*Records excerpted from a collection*
────────────────────

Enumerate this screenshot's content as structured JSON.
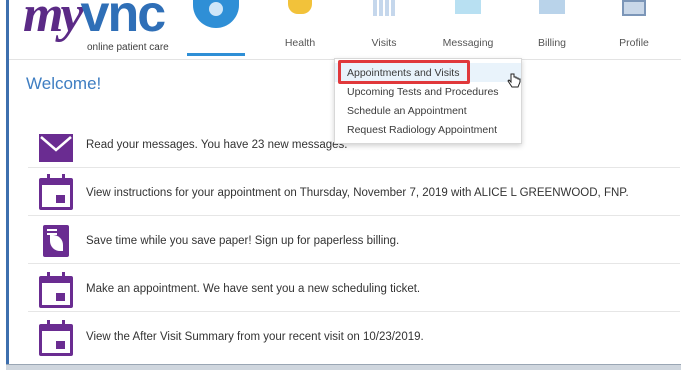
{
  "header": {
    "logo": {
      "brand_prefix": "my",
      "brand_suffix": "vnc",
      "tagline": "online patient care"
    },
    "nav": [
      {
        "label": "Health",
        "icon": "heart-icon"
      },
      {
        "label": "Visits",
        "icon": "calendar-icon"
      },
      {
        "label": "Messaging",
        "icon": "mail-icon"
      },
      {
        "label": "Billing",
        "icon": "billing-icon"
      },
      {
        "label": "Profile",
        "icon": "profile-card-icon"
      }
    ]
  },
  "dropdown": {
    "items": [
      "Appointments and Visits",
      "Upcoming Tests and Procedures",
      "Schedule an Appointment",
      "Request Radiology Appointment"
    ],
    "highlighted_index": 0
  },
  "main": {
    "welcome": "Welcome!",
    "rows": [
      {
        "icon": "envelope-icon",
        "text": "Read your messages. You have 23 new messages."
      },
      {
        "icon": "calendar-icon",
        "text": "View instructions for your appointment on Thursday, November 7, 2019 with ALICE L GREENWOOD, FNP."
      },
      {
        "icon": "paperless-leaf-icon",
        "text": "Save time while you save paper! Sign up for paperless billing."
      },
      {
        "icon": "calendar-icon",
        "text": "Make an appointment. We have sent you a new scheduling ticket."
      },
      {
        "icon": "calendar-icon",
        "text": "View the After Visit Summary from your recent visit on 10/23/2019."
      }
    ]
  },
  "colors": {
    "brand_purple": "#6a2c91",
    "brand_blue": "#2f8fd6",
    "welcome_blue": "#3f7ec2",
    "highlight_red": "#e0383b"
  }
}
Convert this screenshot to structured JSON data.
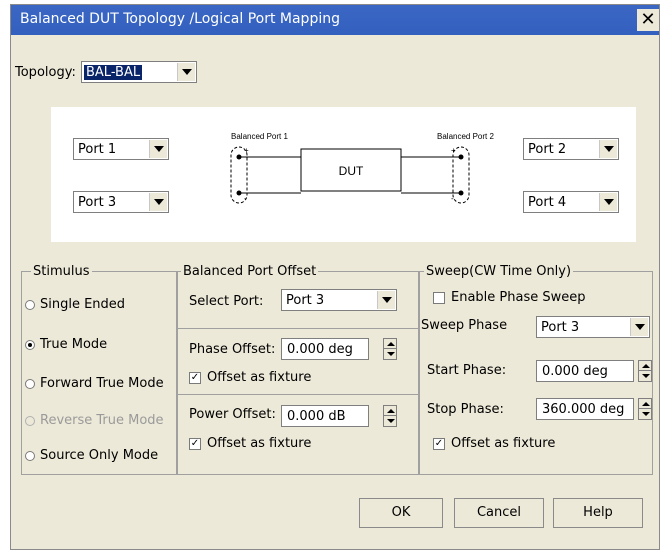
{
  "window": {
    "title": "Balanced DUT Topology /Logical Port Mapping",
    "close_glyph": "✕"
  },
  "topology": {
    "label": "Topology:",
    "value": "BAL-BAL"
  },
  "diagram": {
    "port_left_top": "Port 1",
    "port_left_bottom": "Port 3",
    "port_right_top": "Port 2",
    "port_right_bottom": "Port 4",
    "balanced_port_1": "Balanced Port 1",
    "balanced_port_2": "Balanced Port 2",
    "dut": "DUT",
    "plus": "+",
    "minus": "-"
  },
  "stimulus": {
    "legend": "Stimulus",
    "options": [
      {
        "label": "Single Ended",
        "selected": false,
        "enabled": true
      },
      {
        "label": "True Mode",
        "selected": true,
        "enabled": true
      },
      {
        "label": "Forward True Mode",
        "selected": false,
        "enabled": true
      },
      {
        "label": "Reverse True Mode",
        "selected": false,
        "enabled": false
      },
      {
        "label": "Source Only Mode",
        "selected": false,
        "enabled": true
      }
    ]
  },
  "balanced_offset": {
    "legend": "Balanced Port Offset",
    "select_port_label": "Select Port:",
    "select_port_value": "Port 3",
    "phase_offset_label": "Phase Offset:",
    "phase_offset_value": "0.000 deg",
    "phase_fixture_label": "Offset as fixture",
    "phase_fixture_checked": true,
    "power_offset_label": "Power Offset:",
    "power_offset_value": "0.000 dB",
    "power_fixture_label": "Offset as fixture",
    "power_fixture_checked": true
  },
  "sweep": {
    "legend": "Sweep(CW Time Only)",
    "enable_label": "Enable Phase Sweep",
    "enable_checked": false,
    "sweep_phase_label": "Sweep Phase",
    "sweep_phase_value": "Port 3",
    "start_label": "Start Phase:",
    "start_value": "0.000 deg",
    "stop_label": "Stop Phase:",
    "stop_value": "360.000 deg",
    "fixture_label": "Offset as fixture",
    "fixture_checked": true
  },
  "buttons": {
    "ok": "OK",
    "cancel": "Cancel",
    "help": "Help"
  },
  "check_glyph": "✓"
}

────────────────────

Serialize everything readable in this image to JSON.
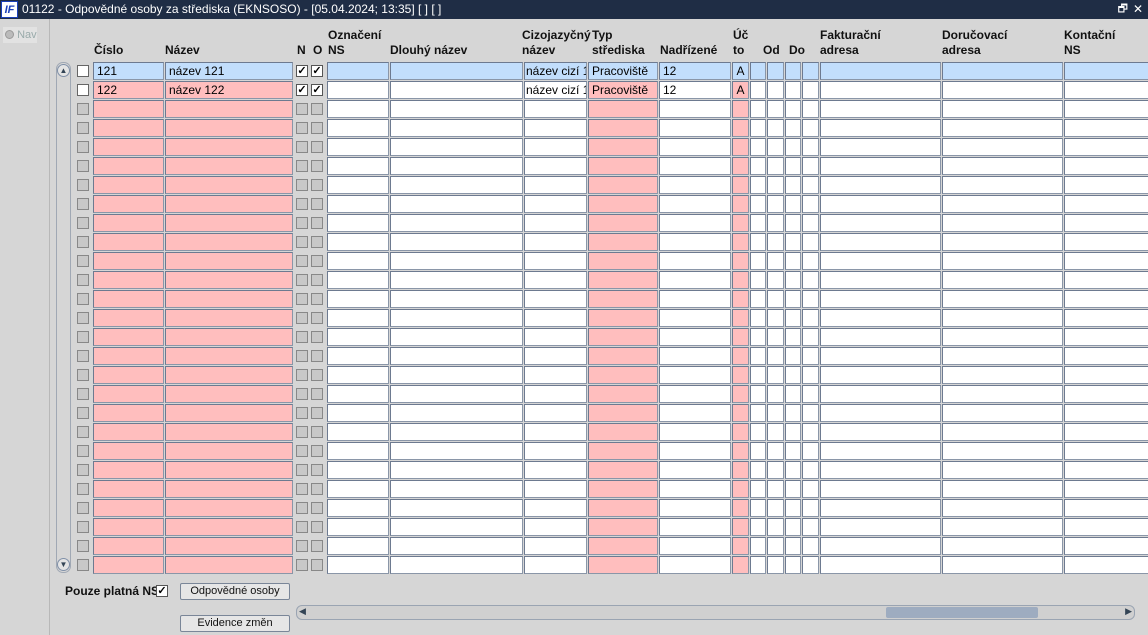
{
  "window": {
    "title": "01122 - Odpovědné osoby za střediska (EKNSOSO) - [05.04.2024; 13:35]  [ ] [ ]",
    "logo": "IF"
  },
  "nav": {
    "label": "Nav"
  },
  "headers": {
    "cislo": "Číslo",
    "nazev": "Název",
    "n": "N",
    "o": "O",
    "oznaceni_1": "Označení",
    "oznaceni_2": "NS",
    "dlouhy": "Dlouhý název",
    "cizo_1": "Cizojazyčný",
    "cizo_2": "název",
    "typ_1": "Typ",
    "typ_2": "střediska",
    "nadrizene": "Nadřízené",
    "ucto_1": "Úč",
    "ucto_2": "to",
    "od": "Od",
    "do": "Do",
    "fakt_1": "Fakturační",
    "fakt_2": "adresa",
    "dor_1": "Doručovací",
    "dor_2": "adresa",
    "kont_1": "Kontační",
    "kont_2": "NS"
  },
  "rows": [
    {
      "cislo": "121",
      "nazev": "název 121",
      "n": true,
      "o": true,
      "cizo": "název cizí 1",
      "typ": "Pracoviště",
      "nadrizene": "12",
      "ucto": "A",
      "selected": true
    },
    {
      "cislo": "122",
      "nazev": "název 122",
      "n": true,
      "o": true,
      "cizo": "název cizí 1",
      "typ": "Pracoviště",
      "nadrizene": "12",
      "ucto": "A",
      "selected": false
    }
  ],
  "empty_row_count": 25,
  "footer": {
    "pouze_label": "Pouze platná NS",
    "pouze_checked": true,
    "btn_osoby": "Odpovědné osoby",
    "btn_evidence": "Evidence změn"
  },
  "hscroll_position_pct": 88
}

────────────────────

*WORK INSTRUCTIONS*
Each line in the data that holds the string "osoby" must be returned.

*ANSWER TO THIS PROBLEM*
    "title": "01122 - Odpovědné osoby za střediska (EKNSOSO) - [05.04.2024; 13:35]  [ ] [ ]",
    "btn_osoby": "Odpovědné osoby",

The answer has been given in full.